  • Amounts that are covered under another health plan.

You cannot deduct qualified medical expenses as an itemized deduction on Schedule A (Form 1040) that are equal to the distribution you receive from the FSA.

Balance in an FSA

Flexible spending accounts are use-it-or-lose-it plans. This means that amounts in the account at the end of the plan year cannot be carried over to the next year. However, the plan can provide for a grace period of up to 2½ months after the end of the plan year. If there is a grace period, any qualified medical expenses incurred in that period can be paid from any amounts left in the account at the end of the previous year. Your employer is not permitted to refund any part of the balance to you.

Limited-purpose FSA

A limited-purpose FSA (LPFSA) is a type of FSA that covers only qualifying dental and vision care.

As described above in Limitations, you may not contribute to both a health FSA and a Health savings account (HSA). You may, however, have a LPFSA and still contribute to an HSA.

A LPFSA is a different classification of FSA account compared to a standard health FSA. You cannot sign up for a health FSA and simply use it only for qualifying medical and dental expenses and claim it is a LPFSA; you must be sure that you are signing up for a FSA that is explicitly designated as a LPFSA.

Not all employers who offer a health FSA also offer a LPFSA.

A HSA combined with a LPFSA offers employees the ability to maximize their tax-advantaged savings.

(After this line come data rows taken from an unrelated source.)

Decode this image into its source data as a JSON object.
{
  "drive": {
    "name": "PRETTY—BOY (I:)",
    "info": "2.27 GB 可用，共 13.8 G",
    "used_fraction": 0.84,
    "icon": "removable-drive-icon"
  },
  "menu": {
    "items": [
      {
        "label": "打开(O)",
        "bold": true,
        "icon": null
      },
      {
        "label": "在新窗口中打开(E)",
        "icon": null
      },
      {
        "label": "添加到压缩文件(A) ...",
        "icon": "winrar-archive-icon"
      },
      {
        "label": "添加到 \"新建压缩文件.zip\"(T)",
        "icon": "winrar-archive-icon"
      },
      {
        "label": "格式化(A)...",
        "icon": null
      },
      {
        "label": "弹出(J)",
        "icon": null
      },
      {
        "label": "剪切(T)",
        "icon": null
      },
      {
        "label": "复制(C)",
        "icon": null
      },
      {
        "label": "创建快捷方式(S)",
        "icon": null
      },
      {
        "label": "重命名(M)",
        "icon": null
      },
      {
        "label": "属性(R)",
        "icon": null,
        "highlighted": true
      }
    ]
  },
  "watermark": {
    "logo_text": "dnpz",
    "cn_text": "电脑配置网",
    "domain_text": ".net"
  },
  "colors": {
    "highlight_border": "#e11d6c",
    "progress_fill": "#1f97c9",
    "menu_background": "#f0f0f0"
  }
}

As with a standard FSA, an individual contemplating a LPFSA should attempt to estimate anticipated dental and vision expenses to avoid forfeiting unused balances.

If an individual is not enrolled in a HSA, then there is no reason to choose a LPFSA over a FSA.

See also

References

  1. 1.0 1.1 IRS Pub. 969 - Qualifying for an HSA - Other employee health plans
  2. Public Law 111 - 148 - Patient Protection and Affordable Care Act, Sections 9005 and 10902 from the U.S. Government Printing Office. The starting date was amended to 2013 in Public Law 111 - 152 - Health Care and Education Reconciliation Act of 2010, Section 1403. The final law is in 26 U.S.C. 125 - Cafeteria plans (Internal Revenue Code) Amendment of Subsection(I).
  3. Revenue Procedure 16-55, from the IRS.
  4. Publication 969 (2015), Health Savings Accounts and Other Tax-Favored Health Plans, direct link to section. January 31, 2017.
  5. IRS Publication 502, Medical and Dental Expenses

External links